Exercise description ->
Write each entry again exactly as shown, but without the images it holds.

Dataset excerpts ->
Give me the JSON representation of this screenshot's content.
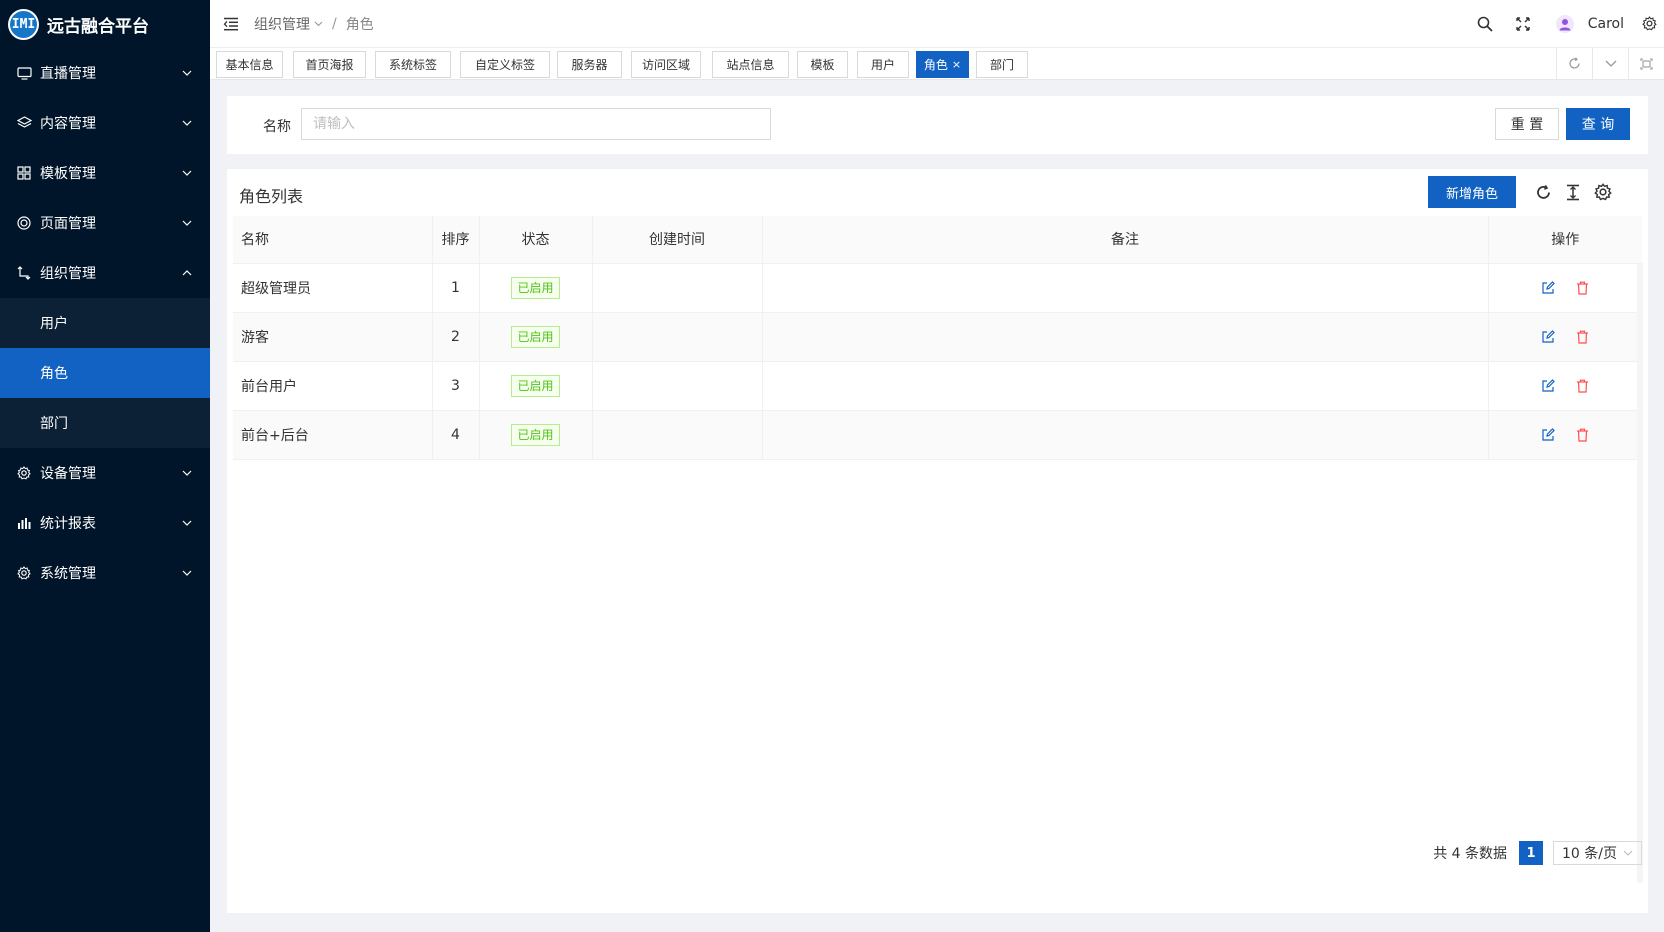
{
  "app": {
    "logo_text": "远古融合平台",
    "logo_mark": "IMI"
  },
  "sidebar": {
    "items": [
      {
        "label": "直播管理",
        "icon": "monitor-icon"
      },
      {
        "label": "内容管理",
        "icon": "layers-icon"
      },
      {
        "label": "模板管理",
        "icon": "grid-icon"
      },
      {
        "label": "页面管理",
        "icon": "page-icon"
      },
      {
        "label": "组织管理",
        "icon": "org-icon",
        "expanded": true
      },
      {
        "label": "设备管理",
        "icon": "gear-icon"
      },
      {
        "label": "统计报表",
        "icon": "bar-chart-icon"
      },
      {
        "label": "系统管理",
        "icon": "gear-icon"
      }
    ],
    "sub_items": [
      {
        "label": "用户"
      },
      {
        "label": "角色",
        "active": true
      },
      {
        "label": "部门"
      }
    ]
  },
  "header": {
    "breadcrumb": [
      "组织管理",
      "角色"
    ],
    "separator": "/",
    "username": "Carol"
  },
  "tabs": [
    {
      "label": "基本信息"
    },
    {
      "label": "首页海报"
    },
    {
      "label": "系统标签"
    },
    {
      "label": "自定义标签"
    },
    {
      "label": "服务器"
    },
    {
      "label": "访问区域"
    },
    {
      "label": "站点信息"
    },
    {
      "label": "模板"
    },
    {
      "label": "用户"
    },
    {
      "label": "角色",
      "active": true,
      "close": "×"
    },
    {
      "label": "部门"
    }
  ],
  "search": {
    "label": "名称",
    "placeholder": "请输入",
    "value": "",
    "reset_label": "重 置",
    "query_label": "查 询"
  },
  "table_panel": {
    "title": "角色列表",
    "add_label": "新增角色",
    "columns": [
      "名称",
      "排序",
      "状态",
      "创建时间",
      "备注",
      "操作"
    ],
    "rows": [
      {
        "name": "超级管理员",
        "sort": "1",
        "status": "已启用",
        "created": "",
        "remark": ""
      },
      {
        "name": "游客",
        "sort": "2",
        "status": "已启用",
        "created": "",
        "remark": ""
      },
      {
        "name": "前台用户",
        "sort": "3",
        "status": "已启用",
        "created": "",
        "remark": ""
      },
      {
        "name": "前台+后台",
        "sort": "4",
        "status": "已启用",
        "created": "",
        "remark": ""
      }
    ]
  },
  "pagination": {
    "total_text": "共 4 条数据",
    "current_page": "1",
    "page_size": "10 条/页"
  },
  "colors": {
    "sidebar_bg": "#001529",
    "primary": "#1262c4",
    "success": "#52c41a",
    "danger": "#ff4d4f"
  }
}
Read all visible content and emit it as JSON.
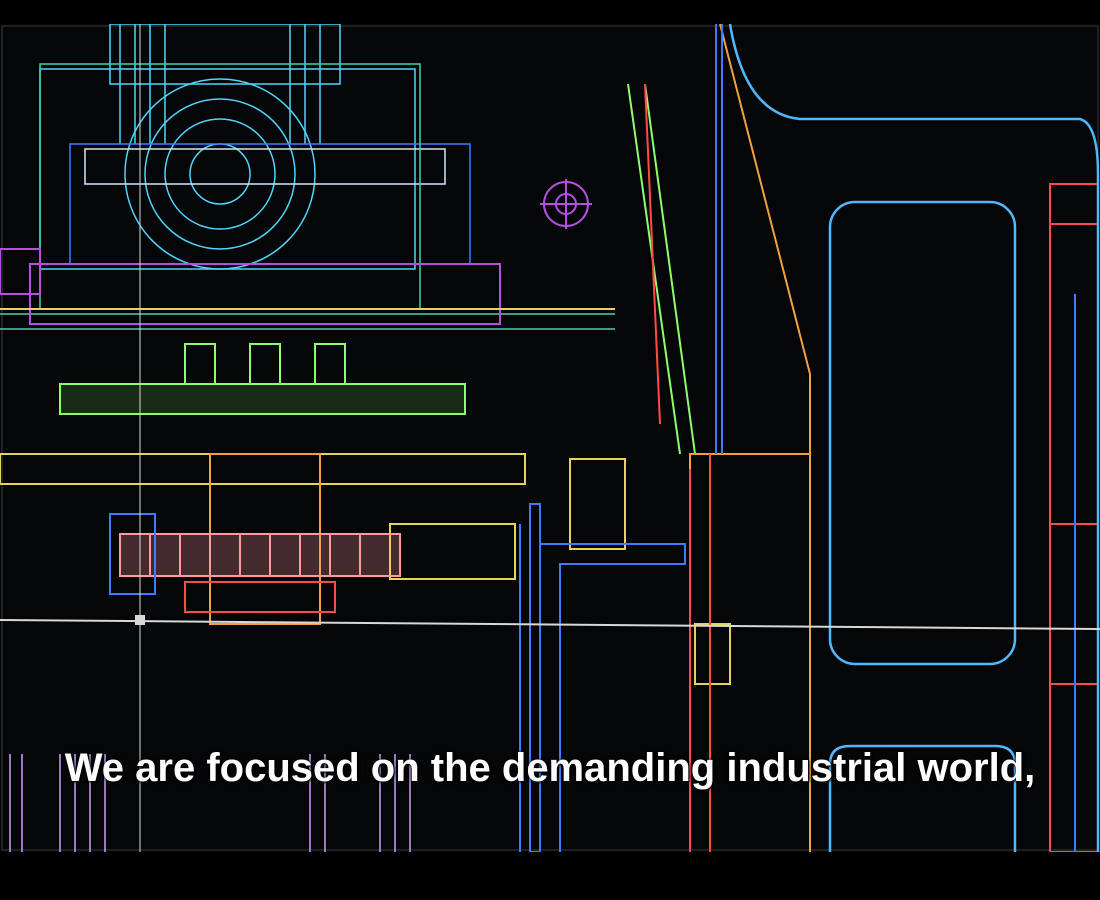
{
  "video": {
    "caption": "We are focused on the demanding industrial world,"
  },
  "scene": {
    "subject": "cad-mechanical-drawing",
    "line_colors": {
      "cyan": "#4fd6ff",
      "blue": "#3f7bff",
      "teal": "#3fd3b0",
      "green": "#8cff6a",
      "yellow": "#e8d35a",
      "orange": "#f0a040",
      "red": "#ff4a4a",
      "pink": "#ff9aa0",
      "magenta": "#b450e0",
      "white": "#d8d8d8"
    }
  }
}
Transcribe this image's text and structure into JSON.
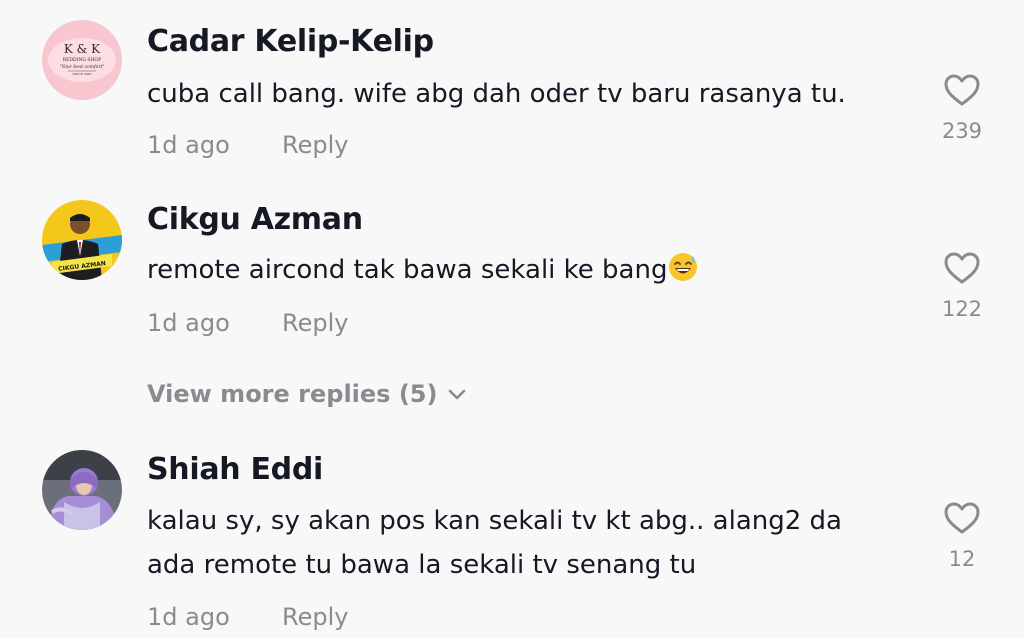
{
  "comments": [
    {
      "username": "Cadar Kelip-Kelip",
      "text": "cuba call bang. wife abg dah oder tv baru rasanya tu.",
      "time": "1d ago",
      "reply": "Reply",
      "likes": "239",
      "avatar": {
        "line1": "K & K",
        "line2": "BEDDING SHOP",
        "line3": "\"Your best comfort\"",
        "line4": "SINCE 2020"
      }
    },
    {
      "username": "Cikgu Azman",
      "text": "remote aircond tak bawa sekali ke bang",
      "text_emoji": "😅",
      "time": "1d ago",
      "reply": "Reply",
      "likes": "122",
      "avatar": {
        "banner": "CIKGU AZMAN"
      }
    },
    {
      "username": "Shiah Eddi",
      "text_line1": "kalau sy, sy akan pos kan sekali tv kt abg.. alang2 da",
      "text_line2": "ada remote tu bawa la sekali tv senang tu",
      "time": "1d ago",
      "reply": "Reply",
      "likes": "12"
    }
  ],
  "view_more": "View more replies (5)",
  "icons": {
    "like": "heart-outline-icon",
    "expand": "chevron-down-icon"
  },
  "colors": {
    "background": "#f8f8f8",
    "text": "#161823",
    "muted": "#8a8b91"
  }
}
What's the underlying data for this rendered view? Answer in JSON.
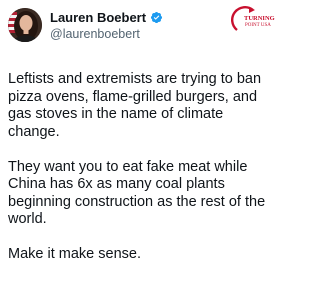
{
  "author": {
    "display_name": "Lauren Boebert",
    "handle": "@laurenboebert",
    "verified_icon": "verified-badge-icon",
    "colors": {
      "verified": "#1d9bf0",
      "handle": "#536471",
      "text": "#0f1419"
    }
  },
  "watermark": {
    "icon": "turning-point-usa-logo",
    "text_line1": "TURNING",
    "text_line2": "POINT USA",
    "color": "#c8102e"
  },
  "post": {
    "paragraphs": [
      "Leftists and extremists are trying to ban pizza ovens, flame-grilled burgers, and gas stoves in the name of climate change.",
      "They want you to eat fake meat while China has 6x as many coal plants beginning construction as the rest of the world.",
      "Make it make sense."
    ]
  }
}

Reply ->
Give me the JSON representation of this screenshot's content.
{
  "app": {
    "logo_text": "远古融合平台",
    "logo_mark": "IMI"
  },
  "sidebar": {
    "items": [
      {
        "label": "直播管理",
        "icon": "monitor-icon"
      },
      {
        "label": "内容管理",
        "icon": "layers-icon"
      },
      {
        "label": "模板管理",
        "icon": "grid-icon"
      },
      {
        "label": "页面管理",
        "icon": "page-icon"
      },
      {
        "label": "组织管理",
        "icon": "org-icon",
        "expanded": true
      },
      {
        "label": "设备管理",
        "icon": "gear-icon"
      },
      {
        "label": "统计报表",
        "icon": "bar-chart-icon"
      },
      {
        "label": "系统管理",
        "icon": "gear-icon"
      }
    ],
    "sub_items": [
      {
        "label": "用户"
      },
      {
        "label": "角色",
        "active": true
      },
      {
        "label": "部门"
      }
    ]
  },
  "header": {
    "breadcrumb": [
      "组织管理",
      "角色"
    ],
    "separator": "/",
    "username": "Carol"
  },
  "tabs": [
    {
      "label": "基本信息"
    },
    {
      "label": "首页海报"
    },
    {
      "label": "系统标签"
    },
    {
      "label": "自定义标签"
    },
    {
      "label": "服务器"
    },
    {
      "label": "访问区域"
    },
    {
      "label": "站点信息"
    },
    {
      "label": "模板"
    },
    {
      "label": "用户"
    },
    {
      "label": "角色",
      "active": true,
      "close": "×"
    },
    {
      "label": "部门"
    }
  ],
  "search": {
    "label": "名称",
    "placeholder": "请输入",
    "value": "",
    "reset_label": "重 置",
    "query_label": "查 询"
  },
  "table_panel": {
    "title": "角色列表",
    "add_label": "新增角色",
    "columns": [
      "名称",
      "排序",
      "状态",
      "创建时间",
      "备注",
      "操作"
    ],
    "rows": [
      {
        "name": "超级管理员",
        "sort": "1",
        "status": "已启用",
        "created": "",
        "remark": ""
      },
      {
        "name": "游客",
        "sort": "2",
        "status": "已启用",
        "created": "",
        "remark": ""
      },
      {
        "name": "前台用户",
        "sort": "3",
        "status": "已启用",
        "created": "",
        "remark": ""
      },
      {
        "name": "前台+后台",
        "sort": "4",
        "status": "已启用",
        "created": "",
        "remark": ""
      }
    ]
  },
  "pagination": {
    "total_text": "共 4 条数据",
    "current_page": "1",
    "page_size": "10 条/页"
  },
  "colors": {
    "sidebar_bg": "#001529",
    "primary": "#1262c4",
    "success": "#52c41a",
    "danger": "#ff4d4f"
  }
}
Read all visible content and emit it as JSON.
{
  "video": {
    "caption": "We are focused on the demanding industrial world,"
  },
  "scene": {
    "subject": "cad-mechanical-drawing",
    "line_colors": {
      "cyan": "#4fd6ff",
      "blue": "#3f7bff",
      "teal": "#3fd3b0",
      "green": "#8cff6a",
      "yellow": "#e8d35a",
      "orange": "#f0a040",
      "red": "#ff4a4a",
      "pink": "#ff9aa0",
      "magenta": "#b450e0",
      "white": "#d8d8d8"
    }
  }
}
Transcribe this image's text and structure into JSON.
{
  "comments": [
    {
      "username": "Cadar Kelip-Kelip",
      "text": "cuba call bang. wife abg dah oder tv baru rasanya tu.",
      "time": "1d ago",
      "reply": "Reply",
      "likes": "239",
      "avatar": {
        "line1": "K & K",
        "line2": "BEDDING SHOP",
        "line3": "\"Your best comfort\"",
        "line4": "SINCE 2020"
      }
    },
    {
      "username": "Cikgu Azman",
      "text": "remote aircond tak bawa sekali ke bang",
      "text_emoji": "😅",
      "time": "1d ago",
      "reply": "Reply",
      "likes": "122",
      "avatar": {
        "banner": "CIKGU AZMAN"
      }
    },
    {
      "username": "Shiah Eddi",
      "text_line1": "kalau sy, sy akan pos kan sekali tv kt abg.. alang2 da",
      "text_line2": "ada remote tu bawa la sekali tv senang tu",
      "time": "1d ago",
      "reply": "Reply",
      "likes": "12"
    }
  ],
  "view_more": "View more replies (5)",
  "icons": {
    "like": "heart-outline-icon",
    "expand": "chevron-down-icon"
  },
  "colors": {
    "background": "#f8f8f8",
    "text": "#161823",
    "muted": "#8a8b91"
  }
}
What's the underlying data for this rendered view? Answer in JSON.
{
  "author": {
    "display_name": "Lauren Boebert",
    "handle": "@laurenboebert",
    "verified_icon": "verified-badge-icon",
    "colors": {
      "verified": "#1d9bf0",
      "handle": "#536471",
      "text": "#0f1419"
    }
  },
  "watermark": {
    "icon": "turning-point-usa-logo",
    "text_line1": "TURNING",
    "text_line2": "POINT USA",
    "color": "#c8102e"
  },
  "post": {
    "paragraphs": [
      "Leftists and extremists are trying to ban pizza ovens, flame-grilled burgers, and gas stoves in the name of climate change.",
      "They want you to eat fake meat while China has 6x as many coal plants beginning construction as the rest of the world.",
      "Make it make sense."
    ]
  }
}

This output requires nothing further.